Galt Joint Union Elementary School District Superintendent Karen Schauer sent home the following letter to parents about how to talk with their children:
The following are some tips for you as you may have questions regarding how you can best support your children following a tragedy such as the shooting in Connecticut. (Adapted from "A National Tragedy: Helping Children Cope," 2002, National Association of School Psychologists)
1. Focus on your children over the week following the tragedy. Tell them you love them and everything will be OK. Try to help them understand what has happened, keeping in mind their developmental level.
2. Make time to talk with your children. Remember that if you do not talk to your children about this incident, someone else will. Take some time and determine what you wish to say.
3. Stay close to your children. Your physical presence will reassure them and give you the opportunity to monitor their reaction. Many children will want actual physical contact. Give plenty of hugs. Let them sit close to you, and make sure to take extra time at bedtime to cuddle and to reassure them that they are loved and safe.
4. Limit your child's television viewing of these events. If they must watch, watch with them for a brief time, then turn the set off. Don't re-watch the same events over and over again.
5. Maintain a "normal" routine. To the extent possible, stick to your family's normal routine for dinner, homework, chores, bedtime, etc., but don't be inflexible. Children may have a hard time concentrating on schoolwork or falling asleep at night.
6. Spend extra time reading or playing quiet games with your children before bed. These activities are calming, foster a sense of closeness and security, and reinforce a sense of normalcy. Spend more time tucking your children in. Let them sleep with a light on if they ask for it.
7. Safeguard your children's physical health. Stress can take a physical toll on children as well as adults. Make sure your children get appropriate sleep, exercise and nutrition.
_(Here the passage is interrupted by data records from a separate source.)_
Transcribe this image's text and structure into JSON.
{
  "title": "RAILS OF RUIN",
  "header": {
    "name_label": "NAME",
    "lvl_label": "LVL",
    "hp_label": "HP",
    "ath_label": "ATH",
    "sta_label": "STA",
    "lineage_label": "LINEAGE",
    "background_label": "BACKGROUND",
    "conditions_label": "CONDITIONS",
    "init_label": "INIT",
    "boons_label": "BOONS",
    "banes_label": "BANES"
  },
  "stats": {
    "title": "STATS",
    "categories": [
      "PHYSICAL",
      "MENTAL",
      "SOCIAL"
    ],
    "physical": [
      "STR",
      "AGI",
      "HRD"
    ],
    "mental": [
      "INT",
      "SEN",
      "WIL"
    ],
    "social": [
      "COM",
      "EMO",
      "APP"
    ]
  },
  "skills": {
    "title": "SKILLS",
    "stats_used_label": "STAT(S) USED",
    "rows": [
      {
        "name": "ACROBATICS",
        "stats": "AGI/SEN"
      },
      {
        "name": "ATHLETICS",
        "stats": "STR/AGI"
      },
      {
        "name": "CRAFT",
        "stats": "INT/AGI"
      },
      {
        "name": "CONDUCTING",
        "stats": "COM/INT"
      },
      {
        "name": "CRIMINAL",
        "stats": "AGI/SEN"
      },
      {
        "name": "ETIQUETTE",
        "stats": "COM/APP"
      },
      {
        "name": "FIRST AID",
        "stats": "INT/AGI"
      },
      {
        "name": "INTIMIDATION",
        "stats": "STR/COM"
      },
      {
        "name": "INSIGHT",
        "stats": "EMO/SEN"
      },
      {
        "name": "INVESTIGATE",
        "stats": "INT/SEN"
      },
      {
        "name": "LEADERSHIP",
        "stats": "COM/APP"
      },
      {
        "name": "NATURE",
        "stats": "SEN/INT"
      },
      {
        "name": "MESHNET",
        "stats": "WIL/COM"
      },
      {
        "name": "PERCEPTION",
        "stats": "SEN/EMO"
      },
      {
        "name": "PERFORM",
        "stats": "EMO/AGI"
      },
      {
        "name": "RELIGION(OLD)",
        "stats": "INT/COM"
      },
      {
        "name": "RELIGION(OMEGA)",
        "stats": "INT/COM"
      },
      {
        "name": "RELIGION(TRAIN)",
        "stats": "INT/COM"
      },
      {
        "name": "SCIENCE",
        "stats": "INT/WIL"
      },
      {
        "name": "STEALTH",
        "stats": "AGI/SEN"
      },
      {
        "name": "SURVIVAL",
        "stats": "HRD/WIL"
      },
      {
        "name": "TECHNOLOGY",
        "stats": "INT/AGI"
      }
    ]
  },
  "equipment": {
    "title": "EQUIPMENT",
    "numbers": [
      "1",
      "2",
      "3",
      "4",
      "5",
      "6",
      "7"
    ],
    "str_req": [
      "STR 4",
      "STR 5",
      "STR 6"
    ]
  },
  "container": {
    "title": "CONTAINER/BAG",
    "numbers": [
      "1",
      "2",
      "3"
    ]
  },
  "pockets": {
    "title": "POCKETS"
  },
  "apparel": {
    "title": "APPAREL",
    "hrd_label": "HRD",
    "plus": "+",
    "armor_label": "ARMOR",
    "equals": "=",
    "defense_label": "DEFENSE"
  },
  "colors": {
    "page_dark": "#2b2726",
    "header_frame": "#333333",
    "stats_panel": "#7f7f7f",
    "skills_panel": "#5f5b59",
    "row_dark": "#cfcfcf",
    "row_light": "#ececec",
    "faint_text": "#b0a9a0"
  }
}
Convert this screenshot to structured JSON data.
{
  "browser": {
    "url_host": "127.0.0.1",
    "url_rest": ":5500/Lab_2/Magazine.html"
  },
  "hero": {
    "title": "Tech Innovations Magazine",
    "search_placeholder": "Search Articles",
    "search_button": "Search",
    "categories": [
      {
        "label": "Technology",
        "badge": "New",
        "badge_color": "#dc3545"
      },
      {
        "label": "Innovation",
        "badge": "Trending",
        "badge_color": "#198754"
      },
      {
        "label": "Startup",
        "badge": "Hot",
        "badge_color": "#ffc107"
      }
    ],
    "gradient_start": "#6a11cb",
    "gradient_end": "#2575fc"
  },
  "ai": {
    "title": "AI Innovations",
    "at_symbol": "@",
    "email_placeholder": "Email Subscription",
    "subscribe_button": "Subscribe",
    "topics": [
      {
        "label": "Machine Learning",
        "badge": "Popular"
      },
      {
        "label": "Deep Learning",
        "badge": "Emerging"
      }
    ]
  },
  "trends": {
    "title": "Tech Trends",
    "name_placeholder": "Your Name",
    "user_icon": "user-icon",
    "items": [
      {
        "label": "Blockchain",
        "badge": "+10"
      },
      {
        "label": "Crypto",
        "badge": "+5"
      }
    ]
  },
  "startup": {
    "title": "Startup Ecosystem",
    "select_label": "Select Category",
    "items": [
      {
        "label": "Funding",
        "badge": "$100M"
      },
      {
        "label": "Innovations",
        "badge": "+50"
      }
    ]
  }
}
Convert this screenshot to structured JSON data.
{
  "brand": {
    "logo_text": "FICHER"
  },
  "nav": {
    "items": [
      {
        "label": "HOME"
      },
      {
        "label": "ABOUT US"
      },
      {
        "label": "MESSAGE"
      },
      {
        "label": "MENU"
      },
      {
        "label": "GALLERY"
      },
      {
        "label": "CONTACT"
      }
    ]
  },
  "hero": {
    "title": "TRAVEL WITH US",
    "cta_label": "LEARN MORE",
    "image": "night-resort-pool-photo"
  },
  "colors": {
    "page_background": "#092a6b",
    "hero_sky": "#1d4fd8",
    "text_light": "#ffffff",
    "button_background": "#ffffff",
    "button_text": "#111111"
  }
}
8. Consider praying or thinking hopeful thoughts for the victims and their families. It may be a good time to take your children to your place of worship, write a poem or draw a picture to help your child express their feelings. Let them feel that they are somehow supporting the victims and their families.